Entries taken from a collection:

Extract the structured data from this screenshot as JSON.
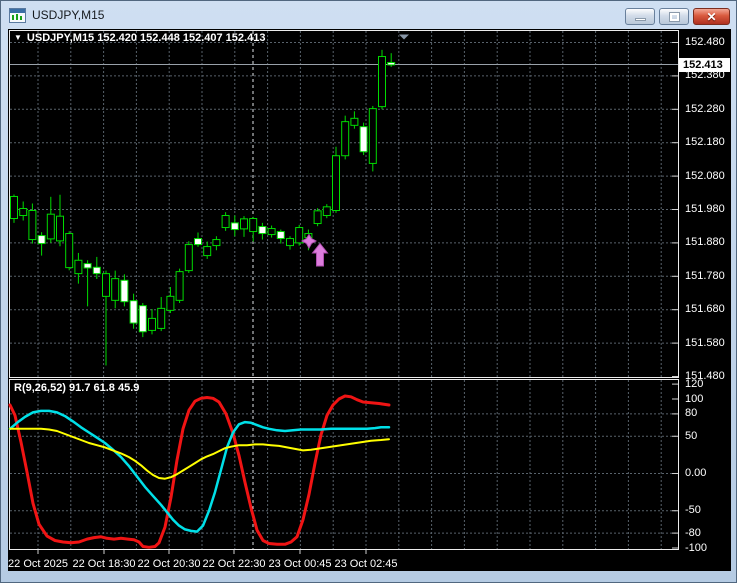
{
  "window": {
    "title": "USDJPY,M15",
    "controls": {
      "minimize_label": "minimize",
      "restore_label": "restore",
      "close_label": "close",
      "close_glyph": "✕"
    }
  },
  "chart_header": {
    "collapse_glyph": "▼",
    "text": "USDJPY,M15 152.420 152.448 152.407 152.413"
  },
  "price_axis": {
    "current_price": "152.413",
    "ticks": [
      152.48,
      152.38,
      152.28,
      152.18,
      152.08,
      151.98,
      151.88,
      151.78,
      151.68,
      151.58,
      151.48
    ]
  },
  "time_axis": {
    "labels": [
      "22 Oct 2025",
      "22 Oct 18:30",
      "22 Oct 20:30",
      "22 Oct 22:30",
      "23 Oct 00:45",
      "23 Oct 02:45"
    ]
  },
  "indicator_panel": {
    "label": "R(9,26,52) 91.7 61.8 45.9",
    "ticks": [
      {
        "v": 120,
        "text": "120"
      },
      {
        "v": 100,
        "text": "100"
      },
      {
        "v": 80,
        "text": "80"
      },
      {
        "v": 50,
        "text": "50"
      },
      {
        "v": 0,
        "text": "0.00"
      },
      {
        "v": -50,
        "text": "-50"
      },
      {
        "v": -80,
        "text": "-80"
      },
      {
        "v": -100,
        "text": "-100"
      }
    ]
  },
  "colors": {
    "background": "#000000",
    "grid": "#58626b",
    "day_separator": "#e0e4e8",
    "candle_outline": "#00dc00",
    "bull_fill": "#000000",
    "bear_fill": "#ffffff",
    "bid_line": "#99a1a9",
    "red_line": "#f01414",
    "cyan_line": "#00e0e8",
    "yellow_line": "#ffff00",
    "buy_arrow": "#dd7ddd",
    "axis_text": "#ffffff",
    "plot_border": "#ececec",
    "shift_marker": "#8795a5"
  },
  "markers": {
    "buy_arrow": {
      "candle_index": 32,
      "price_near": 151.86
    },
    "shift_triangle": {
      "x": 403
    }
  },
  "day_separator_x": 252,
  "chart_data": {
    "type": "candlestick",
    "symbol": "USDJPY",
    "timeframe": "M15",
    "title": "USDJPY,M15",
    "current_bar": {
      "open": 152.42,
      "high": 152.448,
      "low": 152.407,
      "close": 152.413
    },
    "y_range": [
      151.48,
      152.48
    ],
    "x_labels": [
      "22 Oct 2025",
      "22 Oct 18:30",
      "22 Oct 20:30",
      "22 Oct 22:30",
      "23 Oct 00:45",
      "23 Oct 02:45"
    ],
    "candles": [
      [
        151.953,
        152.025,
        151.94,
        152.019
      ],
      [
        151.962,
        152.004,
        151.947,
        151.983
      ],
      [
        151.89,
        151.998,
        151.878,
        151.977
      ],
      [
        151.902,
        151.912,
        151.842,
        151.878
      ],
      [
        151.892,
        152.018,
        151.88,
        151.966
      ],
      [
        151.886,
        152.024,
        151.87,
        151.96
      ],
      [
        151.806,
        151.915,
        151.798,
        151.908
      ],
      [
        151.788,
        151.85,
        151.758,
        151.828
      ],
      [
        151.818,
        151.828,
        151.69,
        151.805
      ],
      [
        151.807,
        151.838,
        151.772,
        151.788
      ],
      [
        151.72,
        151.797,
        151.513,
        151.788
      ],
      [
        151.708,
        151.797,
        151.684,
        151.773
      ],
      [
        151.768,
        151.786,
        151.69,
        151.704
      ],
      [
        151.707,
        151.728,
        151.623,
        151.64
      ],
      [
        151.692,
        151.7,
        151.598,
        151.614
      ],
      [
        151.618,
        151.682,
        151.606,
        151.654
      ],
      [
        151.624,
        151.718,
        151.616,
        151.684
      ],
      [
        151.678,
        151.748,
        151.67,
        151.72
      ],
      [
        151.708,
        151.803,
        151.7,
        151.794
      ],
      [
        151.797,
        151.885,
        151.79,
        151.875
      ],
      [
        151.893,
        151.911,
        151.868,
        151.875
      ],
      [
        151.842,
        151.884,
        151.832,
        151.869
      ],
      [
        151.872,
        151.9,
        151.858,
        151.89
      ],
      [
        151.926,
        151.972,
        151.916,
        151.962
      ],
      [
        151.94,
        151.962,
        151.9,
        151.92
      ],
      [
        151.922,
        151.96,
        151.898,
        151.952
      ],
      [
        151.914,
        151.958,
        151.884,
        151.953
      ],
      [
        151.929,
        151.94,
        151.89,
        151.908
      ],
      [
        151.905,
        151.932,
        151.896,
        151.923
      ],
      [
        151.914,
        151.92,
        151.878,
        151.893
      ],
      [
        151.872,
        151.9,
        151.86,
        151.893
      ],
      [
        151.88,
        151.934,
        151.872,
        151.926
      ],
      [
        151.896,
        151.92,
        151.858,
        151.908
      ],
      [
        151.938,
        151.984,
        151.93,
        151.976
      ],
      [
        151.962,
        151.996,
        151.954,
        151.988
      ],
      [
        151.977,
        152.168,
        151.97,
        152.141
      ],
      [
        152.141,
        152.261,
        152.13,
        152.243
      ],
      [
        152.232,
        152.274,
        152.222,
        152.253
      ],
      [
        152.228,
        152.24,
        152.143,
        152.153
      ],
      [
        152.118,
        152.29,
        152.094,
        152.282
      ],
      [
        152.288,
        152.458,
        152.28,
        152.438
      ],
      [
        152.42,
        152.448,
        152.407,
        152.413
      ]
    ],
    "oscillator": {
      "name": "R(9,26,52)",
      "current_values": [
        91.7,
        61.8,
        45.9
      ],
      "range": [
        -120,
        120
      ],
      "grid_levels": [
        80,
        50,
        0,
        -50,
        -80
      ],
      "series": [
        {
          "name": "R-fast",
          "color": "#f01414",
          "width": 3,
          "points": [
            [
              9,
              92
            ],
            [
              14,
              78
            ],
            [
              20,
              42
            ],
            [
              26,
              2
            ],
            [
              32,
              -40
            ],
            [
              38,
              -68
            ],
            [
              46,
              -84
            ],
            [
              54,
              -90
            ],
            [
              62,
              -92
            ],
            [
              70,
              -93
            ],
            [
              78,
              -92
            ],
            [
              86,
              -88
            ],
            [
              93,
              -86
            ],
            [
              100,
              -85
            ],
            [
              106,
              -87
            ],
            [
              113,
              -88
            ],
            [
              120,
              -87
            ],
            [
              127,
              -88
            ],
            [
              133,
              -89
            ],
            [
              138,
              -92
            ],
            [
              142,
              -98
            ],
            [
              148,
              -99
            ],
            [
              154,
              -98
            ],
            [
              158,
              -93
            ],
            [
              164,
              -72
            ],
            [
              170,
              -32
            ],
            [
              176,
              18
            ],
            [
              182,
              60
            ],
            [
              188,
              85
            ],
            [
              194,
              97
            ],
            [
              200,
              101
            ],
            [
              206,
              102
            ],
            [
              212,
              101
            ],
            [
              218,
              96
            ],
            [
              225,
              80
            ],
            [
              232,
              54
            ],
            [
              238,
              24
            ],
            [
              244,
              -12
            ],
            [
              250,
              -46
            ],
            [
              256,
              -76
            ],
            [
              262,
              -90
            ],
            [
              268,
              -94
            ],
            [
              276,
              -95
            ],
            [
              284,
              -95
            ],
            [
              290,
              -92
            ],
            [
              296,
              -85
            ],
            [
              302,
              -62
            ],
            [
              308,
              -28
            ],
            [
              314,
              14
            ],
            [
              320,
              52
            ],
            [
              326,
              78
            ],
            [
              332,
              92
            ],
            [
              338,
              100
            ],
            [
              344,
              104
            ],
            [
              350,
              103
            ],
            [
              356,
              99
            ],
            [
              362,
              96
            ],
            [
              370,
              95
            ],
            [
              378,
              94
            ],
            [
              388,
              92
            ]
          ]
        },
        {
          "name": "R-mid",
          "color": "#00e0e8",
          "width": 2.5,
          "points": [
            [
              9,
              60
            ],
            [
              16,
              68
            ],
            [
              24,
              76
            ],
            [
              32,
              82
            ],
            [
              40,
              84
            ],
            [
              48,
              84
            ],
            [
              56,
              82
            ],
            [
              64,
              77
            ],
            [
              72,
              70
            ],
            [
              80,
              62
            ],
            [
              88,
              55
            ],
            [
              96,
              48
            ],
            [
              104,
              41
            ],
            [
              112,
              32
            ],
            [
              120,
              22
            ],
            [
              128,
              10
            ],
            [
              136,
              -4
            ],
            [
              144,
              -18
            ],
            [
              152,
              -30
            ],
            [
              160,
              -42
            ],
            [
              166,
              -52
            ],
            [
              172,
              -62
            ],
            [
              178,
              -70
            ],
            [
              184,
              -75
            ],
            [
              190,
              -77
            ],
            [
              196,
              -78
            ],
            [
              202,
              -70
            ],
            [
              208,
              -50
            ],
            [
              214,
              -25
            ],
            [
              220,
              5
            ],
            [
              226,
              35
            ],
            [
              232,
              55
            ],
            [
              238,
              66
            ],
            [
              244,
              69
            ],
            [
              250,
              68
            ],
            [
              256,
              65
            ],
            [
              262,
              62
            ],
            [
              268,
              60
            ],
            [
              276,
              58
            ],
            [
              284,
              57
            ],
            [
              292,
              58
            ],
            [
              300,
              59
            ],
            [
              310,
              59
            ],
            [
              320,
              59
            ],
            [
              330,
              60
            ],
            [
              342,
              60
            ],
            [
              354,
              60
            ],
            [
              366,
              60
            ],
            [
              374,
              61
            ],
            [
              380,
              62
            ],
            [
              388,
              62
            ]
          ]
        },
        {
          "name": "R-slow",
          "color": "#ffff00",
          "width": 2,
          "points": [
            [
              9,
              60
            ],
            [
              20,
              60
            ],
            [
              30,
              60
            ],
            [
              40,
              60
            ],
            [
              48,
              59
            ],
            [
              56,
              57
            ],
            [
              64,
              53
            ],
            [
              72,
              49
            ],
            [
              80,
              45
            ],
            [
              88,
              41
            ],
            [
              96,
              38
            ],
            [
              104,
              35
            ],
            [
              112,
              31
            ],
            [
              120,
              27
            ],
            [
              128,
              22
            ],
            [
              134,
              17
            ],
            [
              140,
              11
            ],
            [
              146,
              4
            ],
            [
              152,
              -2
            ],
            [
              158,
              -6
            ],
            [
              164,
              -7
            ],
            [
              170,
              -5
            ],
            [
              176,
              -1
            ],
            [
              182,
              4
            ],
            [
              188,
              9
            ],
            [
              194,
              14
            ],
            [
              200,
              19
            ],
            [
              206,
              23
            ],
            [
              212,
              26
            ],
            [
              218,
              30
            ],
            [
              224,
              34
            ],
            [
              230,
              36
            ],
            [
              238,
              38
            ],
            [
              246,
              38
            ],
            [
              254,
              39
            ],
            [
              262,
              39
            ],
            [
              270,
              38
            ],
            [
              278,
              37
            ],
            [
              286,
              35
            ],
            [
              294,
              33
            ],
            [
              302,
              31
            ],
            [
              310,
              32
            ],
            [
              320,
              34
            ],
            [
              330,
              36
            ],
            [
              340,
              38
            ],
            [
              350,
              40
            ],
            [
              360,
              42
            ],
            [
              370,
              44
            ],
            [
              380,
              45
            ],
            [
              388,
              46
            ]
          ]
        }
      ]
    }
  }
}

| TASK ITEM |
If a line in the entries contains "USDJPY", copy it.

| SOLUTION |
    "title": "USDJPY,M15",
    "text": "USDJPY,M15 152.420 152.448 152.407 152.413"
    "symbol": "USDJPY",
    "title": "USDJPY,M15",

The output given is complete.